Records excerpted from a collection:
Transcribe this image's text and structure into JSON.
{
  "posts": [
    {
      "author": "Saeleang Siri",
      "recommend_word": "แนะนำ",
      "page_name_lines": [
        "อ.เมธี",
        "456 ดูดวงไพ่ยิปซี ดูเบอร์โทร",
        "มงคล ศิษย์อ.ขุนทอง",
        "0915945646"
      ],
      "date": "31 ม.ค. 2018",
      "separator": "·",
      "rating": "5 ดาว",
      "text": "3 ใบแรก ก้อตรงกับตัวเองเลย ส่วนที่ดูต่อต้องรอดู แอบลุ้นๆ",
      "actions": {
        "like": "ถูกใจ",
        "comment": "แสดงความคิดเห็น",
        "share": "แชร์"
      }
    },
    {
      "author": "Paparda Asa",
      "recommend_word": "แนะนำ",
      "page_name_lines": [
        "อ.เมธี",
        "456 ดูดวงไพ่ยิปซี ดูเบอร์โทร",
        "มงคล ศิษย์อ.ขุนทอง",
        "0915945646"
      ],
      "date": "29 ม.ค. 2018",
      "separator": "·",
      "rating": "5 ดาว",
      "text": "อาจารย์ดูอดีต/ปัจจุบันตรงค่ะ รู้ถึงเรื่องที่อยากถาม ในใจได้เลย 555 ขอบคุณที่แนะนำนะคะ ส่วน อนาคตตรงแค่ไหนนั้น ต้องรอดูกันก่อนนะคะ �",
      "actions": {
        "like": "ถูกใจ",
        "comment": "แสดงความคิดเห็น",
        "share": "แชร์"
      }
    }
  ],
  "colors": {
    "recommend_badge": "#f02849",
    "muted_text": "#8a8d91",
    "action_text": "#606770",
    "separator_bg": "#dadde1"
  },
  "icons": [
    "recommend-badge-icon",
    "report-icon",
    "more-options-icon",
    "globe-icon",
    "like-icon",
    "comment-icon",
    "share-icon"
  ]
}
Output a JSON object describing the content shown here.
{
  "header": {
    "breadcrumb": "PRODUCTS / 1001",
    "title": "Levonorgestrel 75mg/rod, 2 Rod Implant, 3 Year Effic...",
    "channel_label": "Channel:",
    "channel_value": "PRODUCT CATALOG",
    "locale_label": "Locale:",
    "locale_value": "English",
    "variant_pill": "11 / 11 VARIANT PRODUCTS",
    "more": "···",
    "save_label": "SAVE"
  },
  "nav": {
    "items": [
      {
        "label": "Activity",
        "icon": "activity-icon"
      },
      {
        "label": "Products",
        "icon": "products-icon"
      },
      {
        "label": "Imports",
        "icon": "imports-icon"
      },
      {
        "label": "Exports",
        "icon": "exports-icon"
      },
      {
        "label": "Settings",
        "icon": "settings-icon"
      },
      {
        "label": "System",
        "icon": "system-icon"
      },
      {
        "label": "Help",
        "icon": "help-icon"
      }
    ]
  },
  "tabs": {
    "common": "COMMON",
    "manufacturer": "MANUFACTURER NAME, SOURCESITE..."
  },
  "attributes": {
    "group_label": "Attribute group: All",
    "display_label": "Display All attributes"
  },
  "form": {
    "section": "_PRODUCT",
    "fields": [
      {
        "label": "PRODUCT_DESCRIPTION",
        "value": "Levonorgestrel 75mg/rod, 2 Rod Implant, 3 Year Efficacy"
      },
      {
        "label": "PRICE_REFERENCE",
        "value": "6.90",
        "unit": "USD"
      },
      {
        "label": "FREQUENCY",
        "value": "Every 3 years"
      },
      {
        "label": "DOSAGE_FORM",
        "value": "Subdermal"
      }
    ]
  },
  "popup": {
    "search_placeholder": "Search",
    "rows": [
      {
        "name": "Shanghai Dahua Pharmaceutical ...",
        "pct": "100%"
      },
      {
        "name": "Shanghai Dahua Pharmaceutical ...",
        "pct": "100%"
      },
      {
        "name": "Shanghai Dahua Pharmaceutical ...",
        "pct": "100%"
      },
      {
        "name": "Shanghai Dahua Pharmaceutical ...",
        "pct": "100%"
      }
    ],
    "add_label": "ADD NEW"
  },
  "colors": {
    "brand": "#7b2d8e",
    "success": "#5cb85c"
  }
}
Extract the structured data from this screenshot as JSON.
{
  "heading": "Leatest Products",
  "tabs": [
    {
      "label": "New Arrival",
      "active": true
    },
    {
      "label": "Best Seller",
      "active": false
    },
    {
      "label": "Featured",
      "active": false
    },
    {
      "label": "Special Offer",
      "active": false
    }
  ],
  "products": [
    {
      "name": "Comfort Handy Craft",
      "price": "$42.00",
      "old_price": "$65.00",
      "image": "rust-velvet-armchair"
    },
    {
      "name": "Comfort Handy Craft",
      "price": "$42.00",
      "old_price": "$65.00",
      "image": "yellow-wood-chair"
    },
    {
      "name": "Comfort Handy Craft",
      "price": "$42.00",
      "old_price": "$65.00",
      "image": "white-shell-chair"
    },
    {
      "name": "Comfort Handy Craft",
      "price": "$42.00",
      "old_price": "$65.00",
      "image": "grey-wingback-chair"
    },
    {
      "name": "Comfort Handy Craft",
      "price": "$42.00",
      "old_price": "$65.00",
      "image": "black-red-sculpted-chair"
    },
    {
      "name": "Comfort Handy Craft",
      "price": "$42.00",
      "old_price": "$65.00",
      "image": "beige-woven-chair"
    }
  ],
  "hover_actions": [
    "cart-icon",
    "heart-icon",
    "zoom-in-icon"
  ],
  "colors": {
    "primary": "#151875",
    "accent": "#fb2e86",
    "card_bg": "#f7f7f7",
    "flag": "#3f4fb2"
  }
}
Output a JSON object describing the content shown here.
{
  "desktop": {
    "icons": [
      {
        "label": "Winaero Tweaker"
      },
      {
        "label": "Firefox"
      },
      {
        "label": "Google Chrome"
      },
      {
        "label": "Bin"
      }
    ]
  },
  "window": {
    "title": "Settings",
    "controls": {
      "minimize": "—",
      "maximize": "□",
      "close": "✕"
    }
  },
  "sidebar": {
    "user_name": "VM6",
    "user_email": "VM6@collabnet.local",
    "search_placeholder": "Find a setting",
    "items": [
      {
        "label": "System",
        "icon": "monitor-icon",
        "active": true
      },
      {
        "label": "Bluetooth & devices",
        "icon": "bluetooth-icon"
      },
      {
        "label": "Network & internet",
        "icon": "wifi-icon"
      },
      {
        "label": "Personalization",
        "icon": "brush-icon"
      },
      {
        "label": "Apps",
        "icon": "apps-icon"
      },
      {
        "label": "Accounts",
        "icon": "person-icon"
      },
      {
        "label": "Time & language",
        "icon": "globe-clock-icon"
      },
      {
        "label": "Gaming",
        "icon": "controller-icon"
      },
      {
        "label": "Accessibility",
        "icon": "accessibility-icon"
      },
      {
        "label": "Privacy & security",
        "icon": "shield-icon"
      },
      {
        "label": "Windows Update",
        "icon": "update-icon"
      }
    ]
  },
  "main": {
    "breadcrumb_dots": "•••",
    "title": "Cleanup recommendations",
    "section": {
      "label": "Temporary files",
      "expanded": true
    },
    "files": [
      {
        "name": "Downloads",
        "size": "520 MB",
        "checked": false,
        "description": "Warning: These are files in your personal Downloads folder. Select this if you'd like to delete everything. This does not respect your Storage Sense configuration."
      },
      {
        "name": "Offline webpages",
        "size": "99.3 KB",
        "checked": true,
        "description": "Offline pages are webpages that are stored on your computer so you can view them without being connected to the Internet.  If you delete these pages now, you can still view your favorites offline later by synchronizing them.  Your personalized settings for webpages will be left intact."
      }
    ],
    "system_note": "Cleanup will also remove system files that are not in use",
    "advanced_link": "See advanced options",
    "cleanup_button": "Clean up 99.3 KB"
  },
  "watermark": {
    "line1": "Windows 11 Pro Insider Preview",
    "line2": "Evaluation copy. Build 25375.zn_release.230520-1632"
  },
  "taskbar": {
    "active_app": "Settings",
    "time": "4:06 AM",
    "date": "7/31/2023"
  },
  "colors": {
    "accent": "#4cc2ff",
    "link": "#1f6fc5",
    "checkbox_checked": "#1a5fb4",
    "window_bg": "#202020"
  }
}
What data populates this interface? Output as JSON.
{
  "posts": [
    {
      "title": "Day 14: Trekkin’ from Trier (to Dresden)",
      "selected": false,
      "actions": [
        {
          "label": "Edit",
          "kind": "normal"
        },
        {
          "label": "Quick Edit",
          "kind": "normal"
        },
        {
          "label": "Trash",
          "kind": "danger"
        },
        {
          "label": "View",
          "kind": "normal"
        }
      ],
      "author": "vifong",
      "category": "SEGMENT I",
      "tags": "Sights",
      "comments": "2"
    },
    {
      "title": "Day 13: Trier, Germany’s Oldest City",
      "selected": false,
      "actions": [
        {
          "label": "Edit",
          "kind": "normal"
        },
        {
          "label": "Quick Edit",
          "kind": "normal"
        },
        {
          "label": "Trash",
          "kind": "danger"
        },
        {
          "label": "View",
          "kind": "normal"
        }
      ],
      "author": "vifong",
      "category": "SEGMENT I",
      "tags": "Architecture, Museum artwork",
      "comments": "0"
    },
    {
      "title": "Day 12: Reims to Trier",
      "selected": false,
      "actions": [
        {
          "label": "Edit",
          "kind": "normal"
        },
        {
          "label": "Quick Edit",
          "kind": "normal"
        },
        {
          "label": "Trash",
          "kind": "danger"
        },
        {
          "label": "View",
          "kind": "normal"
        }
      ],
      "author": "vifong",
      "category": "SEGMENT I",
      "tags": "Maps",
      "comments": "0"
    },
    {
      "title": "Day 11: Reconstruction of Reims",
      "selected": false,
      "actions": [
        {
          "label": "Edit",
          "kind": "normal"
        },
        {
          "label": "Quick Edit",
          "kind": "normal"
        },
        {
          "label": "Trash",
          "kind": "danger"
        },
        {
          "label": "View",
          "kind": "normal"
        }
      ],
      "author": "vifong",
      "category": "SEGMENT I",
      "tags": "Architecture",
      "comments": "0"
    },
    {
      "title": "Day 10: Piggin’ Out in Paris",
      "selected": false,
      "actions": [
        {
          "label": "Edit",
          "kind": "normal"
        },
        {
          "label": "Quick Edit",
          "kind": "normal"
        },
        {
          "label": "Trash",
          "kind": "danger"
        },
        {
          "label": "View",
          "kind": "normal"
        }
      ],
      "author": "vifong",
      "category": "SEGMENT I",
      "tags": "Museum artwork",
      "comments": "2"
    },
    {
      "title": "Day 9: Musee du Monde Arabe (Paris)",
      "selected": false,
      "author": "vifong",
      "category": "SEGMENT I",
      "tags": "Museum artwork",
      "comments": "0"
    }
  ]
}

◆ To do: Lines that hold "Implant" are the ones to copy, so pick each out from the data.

◆ Output for this task:
    "title": "Levonorgestrel 75mg/rod, 2 Rod Implant, 3 Year Effic...",
        "value": "Levonorgestrel 75mg/rod, 2 Rod Implant, 3 Year Efficacy"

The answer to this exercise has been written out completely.